--- Data records ---
● ● ● ● ● ● ●
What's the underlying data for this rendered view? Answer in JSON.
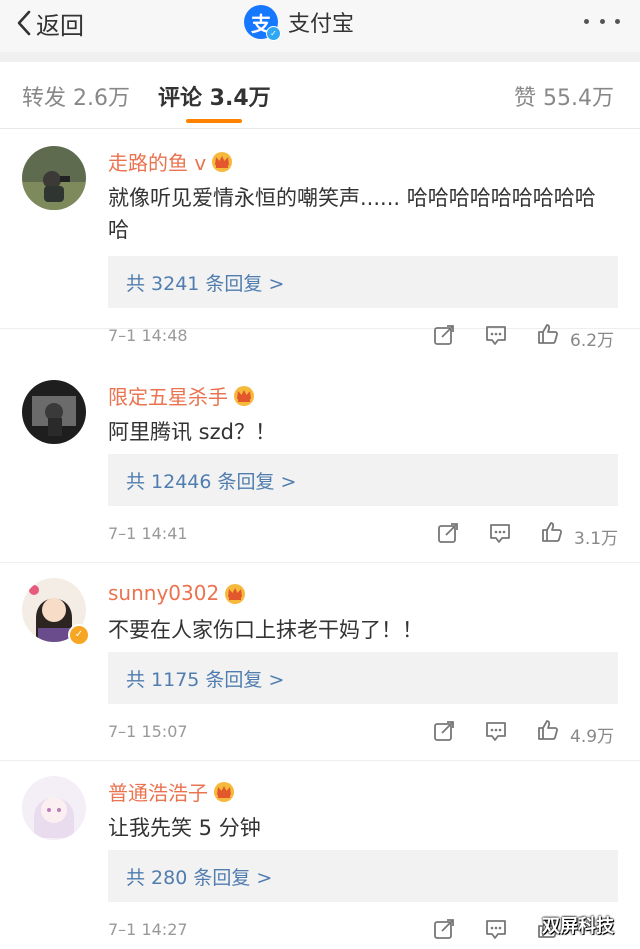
{
  "nav": {
    "back_label": "返回",
    "title": "支付宝",
    "logo_glyph": "支"
  },
  "tabs": {
    "repost": "转发 2.6万",
    "comments": "评论 3.4万",
    "likes": "赞 55.4万"
  },
  "comments": [
    {
      "username": "走路的鱼 v",
      "text": "就像听见爱情永恒的嘲笑声...... 哈哈哈哈哈哈哈哈哈哈",
      "replies": "共 3241 条回复 >",
      "time": "7–1 14:48",
      "likes": "6.2万"
    },
    {
      "username": "限定五星杀手",
      "text": "阿里腾讯 szd？！",
      "replies": "共 12446 条回复 >",
      "time": "7–1 14:41",
      "likes": "3.1万"
    },
    {
      "username": "sunny0302",
      "text": "不要在人家伤口上抹老干妈了！！",
      "replies": "共 1175 条回复 >",
      "time": "7–1 15:07",
      "likes": "4.9万"
    },
    {
      "username": "普通浩浩子",
      "text": "让我先笑 5 分钟",
      "replies": "共 280 条回复 >",
      "time": "7–1 14:27",
      "likes": ""
    }
  ],
  "watermark": "双屏科技",
  "colors": {
    "accent": "#ff8200",
    "username": "#eb7350",
    "reply_link": "#507daf",
    "alipay_blue": "#1677ff"
  },
  "icons": [
    "back-chevron-icon",
    "alipay-logo-icon",
    "more-dots-icon",
    "crown-badge-icon",
    "repost-icon",
    "comment-icon",
    "like-thumb-icon"
  ]
}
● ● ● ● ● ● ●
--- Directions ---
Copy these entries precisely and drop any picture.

--- Answer ---
What's the underlying data for this rendered view? Answer in JSON.
{
  "nav": {
    "back_label": "返回",
    "title": "支付宝",
    "logo_glyph": "支"
  },
  "tabs": {
    "repost": "转发 2.6万",
    "comments": "评论 3.4万",
    "likes": "赞 55.4万"
  },
  "comments": [
    {
      "username": "走路的鱼 v",
      "text": "就像听见爱情永恒的嘲笑声...... 哈哈哈哈哈哈哈哈哈哈",
      "replies": "共 3241 条回复 >",
      "time": "7–1 14:48",
      "likes": "6.2万"
    },
    {
      "username": "限定五星杀手",
      "text": "阿里腾讯 szd？！",
      "replies": "共 12446 条回复 >",
      "time": "7–1 14:41",
      "likes": "3.1万"
    },
    {
      "username": "sunny0302",
      "text": "不要在人家伤口上抹老干妈了！！",
      "replies": "共 1175 条回复 >",
      "time": "7–1 15:07",
      "likes": "4.9万"
    },
    {
      "username": "普通浩浩子",
      "text": "让我先笑 5 分钟",
      "replies": "共 280 条回复 >",
      "time": "7–1 14:27",
      "likes": ""
    }
  ],
  "watermark": "双屏科技",
  "colors": {
    "accent": "#ff8200",
    "username": "#eb7350",
    "reply_link": "#507daf",
    "alipay_blue": "#1677ff"
  },
  "icons": [
    "back-chevron-icon",
    "alipay-logo-icon",
    "more-dots-icon",
    "crown-badge-icon",
    "repost-icon",
    "comment-icon",
    "like-thumb-icon"
  ]
}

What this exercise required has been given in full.